TASK DIRECTIONS: Reproduce all the entries beneath this sentence exactly.

(Excerpts from a dataset)

Content starts

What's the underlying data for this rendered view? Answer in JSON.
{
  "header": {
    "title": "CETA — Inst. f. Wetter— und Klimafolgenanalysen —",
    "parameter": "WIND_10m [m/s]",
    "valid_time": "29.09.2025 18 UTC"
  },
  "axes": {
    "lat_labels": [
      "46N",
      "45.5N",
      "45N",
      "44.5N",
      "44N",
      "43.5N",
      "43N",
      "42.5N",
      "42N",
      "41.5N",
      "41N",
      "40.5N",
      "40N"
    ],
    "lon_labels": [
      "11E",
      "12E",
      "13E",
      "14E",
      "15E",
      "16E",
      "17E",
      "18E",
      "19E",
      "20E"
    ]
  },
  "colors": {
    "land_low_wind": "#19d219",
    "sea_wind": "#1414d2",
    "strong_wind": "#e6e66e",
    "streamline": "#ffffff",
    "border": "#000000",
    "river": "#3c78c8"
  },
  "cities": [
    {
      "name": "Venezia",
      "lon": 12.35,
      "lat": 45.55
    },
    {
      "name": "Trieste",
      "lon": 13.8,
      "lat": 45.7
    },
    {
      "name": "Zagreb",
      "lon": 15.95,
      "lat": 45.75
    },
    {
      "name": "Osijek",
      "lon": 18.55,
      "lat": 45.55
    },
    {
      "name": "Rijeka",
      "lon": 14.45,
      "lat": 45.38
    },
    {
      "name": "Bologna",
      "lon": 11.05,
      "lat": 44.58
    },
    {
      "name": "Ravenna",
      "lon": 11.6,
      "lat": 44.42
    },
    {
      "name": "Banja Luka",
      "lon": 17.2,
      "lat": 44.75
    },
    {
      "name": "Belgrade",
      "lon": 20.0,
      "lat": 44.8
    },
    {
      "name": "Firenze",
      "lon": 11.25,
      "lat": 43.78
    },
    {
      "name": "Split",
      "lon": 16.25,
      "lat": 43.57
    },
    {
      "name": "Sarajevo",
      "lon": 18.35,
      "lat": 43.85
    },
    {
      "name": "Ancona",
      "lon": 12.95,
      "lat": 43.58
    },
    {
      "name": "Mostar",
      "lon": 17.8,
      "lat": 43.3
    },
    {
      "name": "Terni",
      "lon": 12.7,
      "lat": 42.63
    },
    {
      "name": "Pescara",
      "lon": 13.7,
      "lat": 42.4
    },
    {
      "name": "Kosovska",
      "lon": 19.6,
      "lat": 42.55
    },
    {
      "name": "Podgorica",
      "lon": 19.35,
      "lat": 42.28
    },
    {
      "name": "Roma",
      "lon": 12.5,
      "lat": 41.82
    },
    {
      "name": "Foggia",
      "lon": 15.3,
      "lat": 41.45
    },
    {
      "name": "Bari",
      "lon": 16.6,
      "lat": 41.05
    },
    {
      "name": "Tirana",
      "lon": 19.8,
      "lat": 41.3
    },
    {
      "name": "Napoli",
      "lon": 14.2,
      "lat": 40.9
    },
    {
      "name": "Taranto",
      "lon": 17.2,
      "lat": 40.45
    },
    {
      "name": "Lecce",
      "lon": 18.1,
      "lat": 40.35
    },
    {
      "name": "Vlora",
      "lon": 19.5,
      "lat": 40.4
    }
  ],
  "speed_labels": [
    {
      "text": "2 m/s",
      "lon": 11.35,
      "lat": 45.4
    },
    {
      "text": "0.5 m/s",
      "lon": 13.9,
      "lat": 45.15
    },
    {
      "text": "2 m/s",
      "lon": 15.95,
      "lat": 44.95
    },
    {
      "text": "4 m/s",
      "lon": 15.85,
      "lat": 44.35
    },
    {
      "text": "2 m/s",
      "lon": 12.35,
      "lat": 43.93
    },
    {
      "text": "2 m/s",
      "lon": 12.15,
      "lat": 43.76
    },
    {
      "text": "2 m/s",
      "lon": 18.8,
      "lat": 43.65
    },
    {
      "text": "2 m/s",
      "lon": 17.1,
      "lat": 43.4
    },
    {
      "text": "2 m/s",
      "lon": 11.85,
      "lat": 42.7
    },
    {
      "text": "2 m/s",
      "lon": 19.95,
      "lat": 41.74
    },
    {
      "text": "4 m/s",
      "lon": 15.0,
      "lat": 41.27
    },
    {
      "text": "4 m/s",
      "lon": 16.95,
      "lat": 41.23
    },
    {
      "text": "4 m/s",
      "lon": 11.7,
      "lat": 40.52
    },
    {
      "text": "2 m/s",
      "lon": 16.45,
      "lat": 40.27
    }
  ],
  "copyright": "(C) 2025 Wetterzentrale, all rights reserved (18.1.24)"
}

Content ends

SOLUTION TO THE PROBLEM:
What's the underlying data for this rendered view? Answer in JSON.
{
  "header": {
    "title": "CETA — Inst. f. Wetter— und Klimafolgenanalysen —",
    "parameter": "WIND_10m [m/s]",
    "valid_time": "29.09.2025 18 UTC"
  },
  "axes": {
    "lat_labels": [
      "46N",
      "45.5N",
      "45N",
      "44.5N",
      "44N",
      "43.5N",
      "43N",
      "42.5N",
      "42N",
      "41.5N",
      "41N",
      "40.5N",
      "40N"
    ],
    "lon_labels": [
      "11E",
      "12E",
      "13E",
      "14E",
      "15E",
      "16E",
      "17E",
      "18E",
      "19E",
      "20E"
    ]
  },
  "colors": {
    "land_low_wind": "#19d219",
    "sea_wind": "#1414d2",
    "strong_wind": "#e6e66e",
    "streamline": "#ffffff",
    "border": "#000000",
    "river": "#3c78c8"
  },
  "cities": [
    {
      "name": "Venezia",
      "lon": 12.35,
      "lat": 45.55
    },
    {
      "name": "Trieste",
      "lon": 13.8,
      "lat": 45.7
    },
    {
      "name": "Zagreb",
      "lon": 15.95,
      "lat": 45.75
    },
    {
      "name": "Osijek",
      "lon": 18.55,
      "lat": 45.55
    },
    {
      "name": "Rijeka",
      "lon": 14.45,
      "lat": 45.38
    },
    {
      "name": "Bologna",
      "lon": 11.05,
      "lat": 44.58
    },
    {
      "name": "Ravenna",
      "lon": 11.6,
      "lat": 44.42
    },
    {
      "name": "Banja Luka",
      "lon": 17.2,
      "lat": 44.75
    },
    {
      "name": "Belgrade",
      "lon": 20.0,
      "lat": 44.8
    },
    {
      "name": "Firenze",
      "lon": 11.25,
      "lat": 43.78
    },
    {
      "name": "Split",
      "lon": 16.25,
      "lat": 43.57
    },
    {
      "name": "Sarajevo",
      "lon": 18.35,
      "lat": 43.85
    },
    {
      "name": "Ancona",
      "lon": 12.95,
      "lat": 43.58
    },
    {
      "name": "Mostar",
      "lon": 17.8,
      "lat": 43.3
    },
    {
      "name": "Terni",
      "lon": 12.7,
      "lat": 42.63
    },
    {
      "name": "Pescara",
      "lon": 13.7,
      "lat": 42.4
    },
    {
      "name": "Kosovska",
      "lon": 19.6,
      "lat": 42.55
    },
    {
      "name": "Podgorica",
      "lon": 19.35,
      "lat": 42.28
    },
    {
      "name": "Roma",
      "lon": 12.5,
      "lat": 41.82
    },
    {
      "name": "Foggia",
      "lon": 15.3,
      "lat": 41.45
    },
    {
      "name": "Bari",
      "lon": 16.6,
      "lat": 41.05
    },
    {
      "name": "Tirana",
      "lon": 19.8,
      "lat": 41.3
    },
    {
      "name": "Napoli",
      "lon": 14.2,
      "lat": 40.9
    },
    {
      "name": "Taranto",
      "lon": 17.2,
      "lat": 40.45
    },
    {
      "name": "Lecce",
      "lon": 18.1,
      "lat": 40.35
    },
    {
      "name": "Vlora",
      "lon": 19.5,
      "lat": 40.4
    }
  ],
  "speed_labels": [
    {
      "text": "2 m/s",
      "lon": 11.35,
      "lat": 45.4
    },
    {
      "text": "0.5 m/s",
      "lon": 13.9,
      "lat": 45.15
    },
    {
      "text": "2 m/s",
      "lon": 15.95,
      "lat": 44.95
    },
    {
      "text": "4 m/s",
      "lon": 15.85,
      "lat": 44.35
    },
    {
      "text": "2 m/s",
      "lon": 12.35,
      "lat": 43.93
    },
    {
      "text": "2 m/s",
      "lon": 12.15,
      "lat": 43.76
    },
    {
      "text": "2 m/s",
      "lon": 18.8,
      "lat": 43.65
    },
    {
      "text": "2 m/s",
      "lon": 17.1,
      "lat": 43.4
    },
    {
      "text": "2 m/s",
      "lon": 11.85,
      "lat": 42.7
    },
    {
      "text": "2 m/s",
      "lon": 19.95,
      "lat": 41.74
    },
    {
      "text": "4 m/s",
      "lon": 15.0,
      "lat": 41.27
    },
    {
      "text": "4 m/s",
      "lon": 16.95,
      "lat": 41.23
    },
    {
      "text": "4 m/s",
      "lon": 11.7,
      "lat": 40.52
    },
    {
      "text": "2 m/s",
      "lon": 16.45,
      "lat": 40.27
    }
  ],
  "copyright": "(C) 2025 Wetterzentrale, all rights reserved (18.1.24)"
}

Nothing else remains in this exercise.